Why don’t all four fasteners help hold the force?
As we know, the job of a fastener is to hold our base plates in place when a force is applied to the top of our post or railing. When a fastener can no longer resist this force, it is either withdrawal or tensile failure.
In Dia. 1, we see how the force is transferring through the post. As it rotates, it will want to lift up on the back two fasteners as shown in Dia. 2. This takes place before the force is able to transfer to the front two fasteners. So once the failure of the back two fasteners has occurred, the front two will not have the necessary holding power to keep the base plate in place. Withdrawal strength is determined not by the length of the fastener, but by the length of the threads.
Another consideration is the tensile strength of the fastener. Tensile strength is essentially the force that will be required before the screw head breaks away from the shank of the screw. Fasteners must have a balance of withdrawal, tensile and shear strength in order to work properly. Shear strength is typically only a serious consideration when working with wall mounts in which the fastener is being strained from a side direction.
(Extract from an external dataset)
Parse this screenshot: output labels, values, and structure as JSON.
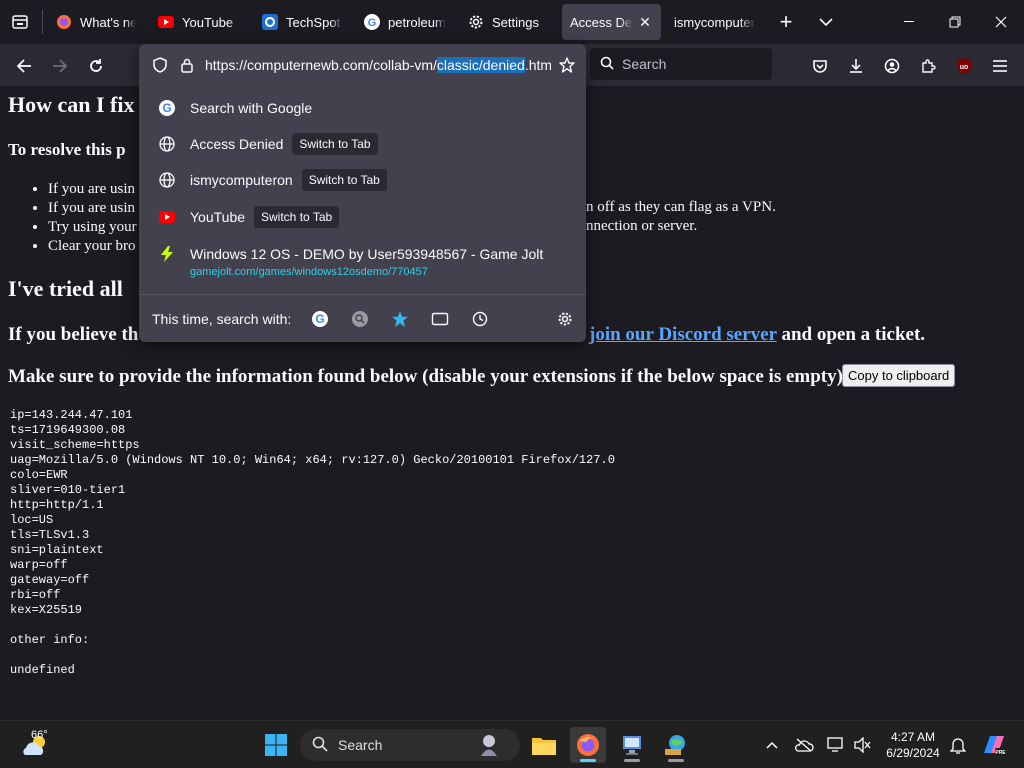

Most fasteners use materials that have very high shear strengths which makes these scenarios much easier to deal with.